Article 166 of the UK Air Navigation order (ANO) 2009 requires operators of RPAS to maintain direct, unaided visual contact with the aircraft sufficient to monitor its flight path in relation to other aircraft, persons, vehicles, vessels and structures for the purposes of avoiding collisions. It also states that an operator may only fly the aircraft if they are reasonably satisfied that the flight can safely be made.
In addition, Article 138 of the ANO 2009, which also applies to RPAS, states that “a person must not recklessly or negligently cause or permit an aircraft to endanger any person or property.” This includes persons within another aircraft, and of course the aircraft that those persons are within. The government expects users to understand and comply with this type of regulation which has been made in place for many years, albeit covering the flight of the more traditional model aircraft.
Safety and Security must always be the overriding priority and both commercial and leisure operators most operate drones responsibly and within the rules. I am able to confirm that with regards to the policing and monitoring of such vehicles the Police has provided initial guidance to constabularies across the UK.

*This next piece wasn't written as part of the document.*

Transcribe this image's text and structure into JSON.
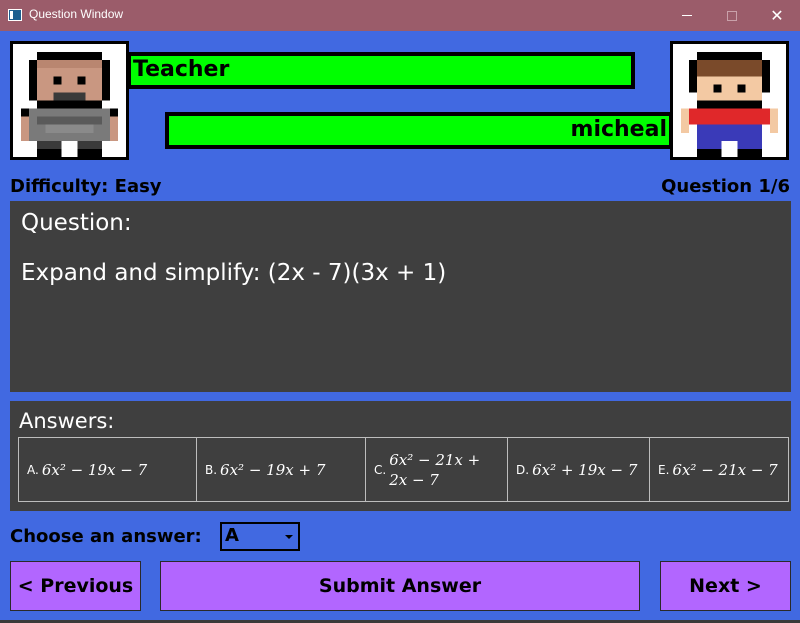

Operators of RPAS that collect personal data must comply with the Data Protection Act 1998 (DPA) unless a relevant exemption applies. The requirements of the DPA are regulated by the independent Information Commissioner’s Office (ICO).